■ **Task goal**
Take every line from the records below that includes the word "JSON".

■ **Materials provided**
####################

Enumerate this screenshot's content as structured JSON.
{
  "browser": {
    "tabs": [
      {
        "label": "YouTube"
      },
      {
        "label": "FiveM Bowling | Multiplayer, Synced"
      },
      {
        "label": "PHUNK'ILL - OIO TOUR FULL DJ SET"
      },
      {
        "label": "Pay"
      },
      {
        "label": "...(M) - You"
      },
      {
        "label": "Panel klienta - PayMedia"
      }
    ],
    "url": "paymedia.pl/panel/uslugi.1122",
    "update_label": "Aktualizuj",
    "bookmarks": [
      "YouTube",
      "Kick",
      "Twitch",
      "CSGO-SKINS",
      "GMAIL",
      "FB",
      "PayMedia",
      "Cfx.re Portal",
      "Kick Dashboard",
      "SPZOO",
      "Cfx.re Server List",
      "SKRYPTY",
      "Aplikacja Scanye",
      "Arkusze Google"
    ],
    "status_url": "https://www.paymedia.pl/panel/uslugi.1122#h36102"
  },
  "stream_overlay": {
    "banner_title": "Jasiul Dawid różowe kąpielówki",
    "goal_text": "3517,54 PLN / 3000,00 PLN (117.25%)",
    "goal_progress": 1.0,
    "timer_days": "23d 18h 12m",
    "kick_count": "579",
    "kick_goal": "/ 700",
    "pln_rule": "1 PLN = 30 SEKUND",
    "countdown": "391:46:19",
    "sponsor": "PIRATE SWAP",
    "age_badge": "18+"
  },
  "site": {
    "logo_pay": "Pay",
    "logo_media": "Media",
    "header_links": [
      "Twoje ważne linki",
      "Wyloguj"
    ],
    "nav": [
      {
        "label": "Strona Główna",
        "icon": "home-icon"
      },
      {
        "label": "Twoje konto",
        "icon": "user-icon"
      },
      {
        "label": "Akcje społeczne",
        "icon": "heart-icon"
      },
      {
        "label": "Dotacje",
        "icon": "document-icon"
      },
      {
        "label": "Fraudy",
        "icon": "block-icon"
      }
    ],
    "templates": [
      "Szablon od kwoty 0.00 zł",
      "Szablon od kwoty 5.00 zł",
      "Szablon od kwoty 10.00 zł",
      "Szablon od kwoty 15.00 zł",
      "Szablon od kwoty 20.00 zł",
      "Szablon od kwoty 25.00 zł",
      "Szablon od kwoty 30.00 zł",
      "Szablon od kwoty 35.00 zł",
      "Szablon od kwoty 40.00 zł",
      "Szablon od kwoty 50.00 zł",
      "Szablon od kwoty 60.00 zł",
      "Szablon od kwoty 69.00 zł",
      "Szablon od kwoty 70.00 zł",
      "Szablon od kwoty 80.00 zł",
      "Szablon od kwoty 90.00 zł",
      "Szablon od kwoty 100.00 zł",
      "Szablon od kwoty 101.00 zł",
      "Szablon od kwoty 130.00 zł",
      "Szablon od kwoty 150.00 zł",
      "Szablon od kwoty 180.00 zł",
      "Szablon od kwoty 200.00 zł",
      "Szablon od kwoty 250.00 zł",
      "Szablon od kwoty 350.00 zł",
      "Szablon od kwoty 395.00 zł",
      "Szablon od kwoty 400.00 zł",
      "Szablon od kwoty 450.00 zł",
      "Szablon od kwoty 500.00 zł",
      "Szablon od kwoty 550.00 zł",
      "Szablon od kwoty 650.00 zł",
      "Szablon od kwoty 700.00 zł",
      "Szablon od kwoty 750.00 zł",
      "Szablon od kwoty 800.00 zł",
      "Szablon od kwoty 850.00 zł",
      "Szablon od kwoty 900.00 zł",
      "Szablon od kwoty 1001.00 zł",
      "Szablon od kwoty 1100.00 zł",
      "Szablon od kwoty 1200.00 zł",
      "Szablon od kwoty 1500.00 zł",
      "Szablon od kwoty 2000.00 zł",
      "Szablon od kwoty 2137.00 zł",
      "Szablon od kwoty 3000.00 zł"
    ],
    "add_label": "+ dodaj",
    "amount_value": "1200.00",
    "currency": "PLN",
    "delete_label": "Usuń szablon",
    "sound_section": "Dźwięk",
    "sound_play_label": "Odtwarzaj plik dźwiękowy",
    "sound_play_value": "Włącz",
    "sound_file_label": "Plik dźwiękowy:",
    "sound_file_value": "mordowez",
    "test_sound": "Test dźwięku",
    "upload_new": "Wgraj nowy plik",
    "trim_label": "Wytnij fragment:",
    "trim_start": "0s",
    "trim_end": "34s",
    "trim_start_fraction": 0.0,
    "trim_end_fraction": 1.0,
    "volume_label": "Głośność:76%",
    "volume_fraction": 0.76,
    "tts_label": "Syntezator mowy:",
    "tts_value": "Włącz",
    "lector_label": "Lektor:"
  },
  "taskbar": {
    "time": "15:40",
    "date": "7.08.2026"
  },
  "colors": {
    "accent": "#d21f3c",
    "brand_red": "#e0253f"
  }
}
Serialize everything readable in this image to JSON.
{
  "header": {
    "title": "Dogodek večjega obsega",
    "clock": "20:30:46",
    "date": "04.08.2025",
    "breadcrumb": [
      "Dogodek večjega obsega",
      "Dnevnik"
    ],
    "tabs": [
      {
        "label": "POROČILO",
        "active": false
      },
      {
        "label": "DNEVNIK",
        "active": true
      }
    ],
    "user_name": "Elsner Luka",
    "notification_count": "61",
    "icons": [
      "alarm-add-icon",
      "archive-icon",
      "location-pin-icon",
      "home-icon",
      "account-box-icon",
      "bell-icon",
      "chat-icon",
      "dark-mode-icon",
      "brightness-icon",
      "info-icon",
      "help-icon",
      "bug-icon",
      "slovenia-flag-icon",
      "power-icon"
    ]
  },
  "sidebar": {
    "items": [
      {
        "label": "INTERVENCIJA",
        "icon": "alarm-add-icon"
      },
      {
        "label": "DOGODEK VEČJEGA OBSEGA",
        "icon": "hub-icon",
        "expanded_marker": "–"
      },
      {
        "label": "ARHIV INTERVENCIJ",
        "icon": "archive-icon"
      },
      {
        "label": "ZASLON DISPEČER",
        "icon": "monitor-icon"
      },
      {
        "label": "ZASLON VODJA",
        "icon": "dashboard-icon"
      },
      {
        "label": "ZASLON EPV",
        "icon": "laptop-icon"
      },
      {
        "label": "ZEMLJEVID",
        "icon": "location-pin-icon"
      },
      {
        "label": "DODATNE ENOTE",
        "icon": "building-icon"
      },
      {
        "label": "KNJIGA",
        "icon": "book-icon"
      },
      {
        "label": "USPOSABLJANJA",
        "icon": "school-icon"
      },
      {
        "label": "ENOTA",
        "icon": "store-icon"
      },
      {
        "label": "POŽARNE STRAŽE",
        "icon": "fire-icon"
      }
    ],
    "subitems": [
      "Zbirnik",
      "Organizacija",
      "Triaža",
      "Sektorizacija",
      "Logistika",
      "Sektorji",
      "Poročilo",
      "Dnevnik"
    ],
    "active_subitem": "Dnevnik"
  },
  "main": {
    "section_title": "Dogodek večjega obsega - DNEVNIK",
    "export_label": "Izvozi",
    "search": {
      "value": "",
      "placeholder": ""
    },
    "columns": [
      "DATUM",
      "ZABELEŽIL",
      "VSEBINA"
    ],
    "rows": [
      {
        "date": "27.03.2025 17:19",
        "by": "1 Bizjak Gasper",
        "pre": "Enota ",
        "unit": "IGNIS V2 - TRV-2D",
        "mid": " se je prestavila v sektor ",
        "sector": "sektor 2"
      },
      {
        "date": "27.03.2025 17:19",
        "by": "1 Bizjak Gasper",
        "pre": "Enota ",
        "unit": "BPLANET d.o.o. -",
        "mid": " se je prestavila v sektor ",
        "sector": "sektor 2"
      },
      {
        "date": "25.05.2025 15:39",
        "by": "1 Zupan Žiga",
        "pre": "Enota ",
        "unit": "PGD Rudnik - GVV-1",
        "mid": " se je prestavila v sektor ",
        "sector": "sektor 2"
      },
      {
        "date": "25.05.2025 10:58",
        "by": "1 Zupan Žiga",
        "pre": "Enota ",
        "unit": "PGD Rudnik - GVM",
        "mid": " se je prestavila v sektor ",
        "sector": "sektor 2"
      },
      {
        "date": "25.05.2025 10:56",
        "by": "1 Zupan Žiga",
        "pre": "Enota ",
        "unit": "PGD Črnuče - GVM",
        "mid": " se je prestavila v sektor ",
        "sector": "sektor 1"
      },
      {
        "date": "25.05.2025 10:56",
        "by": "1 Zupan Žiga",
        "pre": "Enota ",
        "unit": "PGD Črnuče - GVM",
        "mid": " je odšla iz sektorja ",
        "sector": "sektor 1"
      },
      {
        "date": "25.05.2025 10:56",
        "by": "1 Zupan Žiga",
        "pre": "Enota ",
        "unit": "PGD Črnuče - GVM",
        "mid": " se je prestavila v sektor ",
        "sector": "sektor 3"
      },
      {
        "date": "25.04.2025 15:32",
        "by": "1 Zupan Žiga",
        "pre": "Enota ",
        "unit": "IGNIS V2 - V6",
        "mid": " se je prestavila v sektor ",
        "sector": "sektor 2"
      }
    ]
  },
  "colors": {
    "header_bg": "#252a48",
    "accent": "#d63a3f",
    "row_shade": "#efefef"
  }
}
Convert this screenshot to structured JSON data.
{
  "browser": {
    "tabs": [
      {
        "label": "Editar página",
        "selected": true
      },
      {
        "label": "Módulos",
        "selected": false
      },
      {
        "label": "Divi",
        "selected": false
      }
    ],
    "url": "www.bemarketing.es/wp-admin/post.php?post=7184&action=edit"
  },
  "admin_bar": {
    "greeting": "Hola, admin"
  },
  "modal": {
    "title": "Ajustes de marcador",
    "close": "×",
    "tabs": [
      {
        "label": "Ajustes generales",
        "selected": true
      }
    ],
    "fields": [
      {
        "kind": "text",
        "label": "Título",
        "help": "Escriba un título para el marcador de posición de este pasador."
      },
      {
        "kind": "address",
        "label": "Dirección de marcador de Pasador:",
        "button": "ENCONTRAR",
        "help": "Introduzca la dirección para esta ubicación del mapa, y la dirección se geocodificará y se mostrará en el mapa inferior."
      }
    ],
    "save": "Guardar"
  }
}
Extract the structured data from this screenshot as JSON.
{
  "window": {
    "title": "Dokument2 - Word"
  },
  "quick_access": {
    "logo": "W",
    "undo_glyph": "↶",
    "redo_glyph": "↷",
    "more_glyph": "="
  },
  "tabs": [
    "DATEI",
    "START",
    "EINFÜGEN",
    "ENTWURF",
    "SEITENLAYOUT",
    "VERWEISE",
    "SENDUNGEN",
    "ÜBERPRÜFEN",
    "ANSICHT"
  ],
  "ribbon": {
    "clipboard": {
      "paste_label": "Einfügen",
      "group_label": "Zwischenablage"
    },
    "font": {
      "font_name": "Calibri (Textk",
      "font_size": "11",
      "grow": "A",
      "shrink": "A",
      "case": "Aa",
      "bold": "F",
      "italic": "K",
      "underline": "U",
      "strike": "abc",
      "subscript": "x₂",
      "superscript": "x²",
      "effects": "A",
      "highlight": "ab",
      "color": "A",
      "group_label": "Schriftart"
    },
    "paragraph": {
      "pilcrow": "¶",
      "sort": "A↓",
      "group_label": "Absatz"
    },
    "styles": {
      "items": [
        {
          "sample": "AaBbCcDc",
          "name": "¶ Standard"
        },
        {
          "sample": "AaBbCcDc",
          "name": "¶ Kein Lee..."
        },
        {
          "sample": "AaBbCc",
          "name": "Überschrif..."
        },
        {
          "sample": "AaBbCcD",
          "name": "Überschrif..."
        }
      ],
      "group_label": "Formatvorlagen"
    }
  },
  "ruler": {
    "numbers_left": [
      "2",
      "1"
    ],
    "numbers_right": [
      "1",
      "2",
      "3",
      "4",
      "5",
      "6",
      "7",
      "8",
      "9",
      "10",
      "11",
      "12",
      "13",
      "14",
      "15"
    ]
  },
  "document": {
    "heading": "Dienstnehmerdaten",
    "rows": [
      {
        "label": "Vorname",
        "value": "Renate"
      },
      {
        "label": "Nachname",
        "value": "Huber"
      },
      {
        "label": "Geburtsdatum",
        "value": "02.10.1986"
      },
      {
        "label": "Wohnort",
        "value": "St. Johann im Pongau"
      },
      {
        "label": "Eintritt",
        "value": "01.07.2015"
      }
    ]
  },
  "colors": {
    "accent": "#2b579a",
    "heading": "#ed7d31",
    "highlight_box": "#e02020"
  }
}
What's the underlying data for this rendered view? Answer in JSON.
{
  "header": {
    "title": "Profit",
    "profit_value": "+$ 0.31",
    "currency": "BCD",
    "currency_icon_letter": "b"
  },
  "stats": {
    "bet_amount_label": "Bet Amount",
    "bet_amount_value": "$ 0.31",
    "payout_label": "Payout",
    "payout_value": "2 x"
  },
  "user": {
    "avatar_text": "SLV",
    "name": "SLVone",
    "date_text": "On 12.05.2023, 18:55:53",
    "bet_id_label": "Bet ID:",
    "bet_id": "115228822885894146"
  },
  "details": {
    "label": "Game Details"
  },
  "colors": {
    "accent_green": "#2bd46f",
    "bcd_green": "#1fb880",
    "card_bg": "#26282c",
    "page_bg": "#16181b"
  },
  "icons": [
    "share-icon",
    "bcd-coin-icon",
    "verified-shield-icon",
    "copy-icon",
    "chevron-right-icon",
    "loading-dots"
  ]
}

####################

■ **Result of this task**
Enumerate this screenshot's content as structured JSON.
Serialize everything readable in this image to JSON.
Convert this screenshot to structured JSON data.
Extract the structured data from this screenshot as JSON.
What's the underlying data for this rendered view? Answer in JSON.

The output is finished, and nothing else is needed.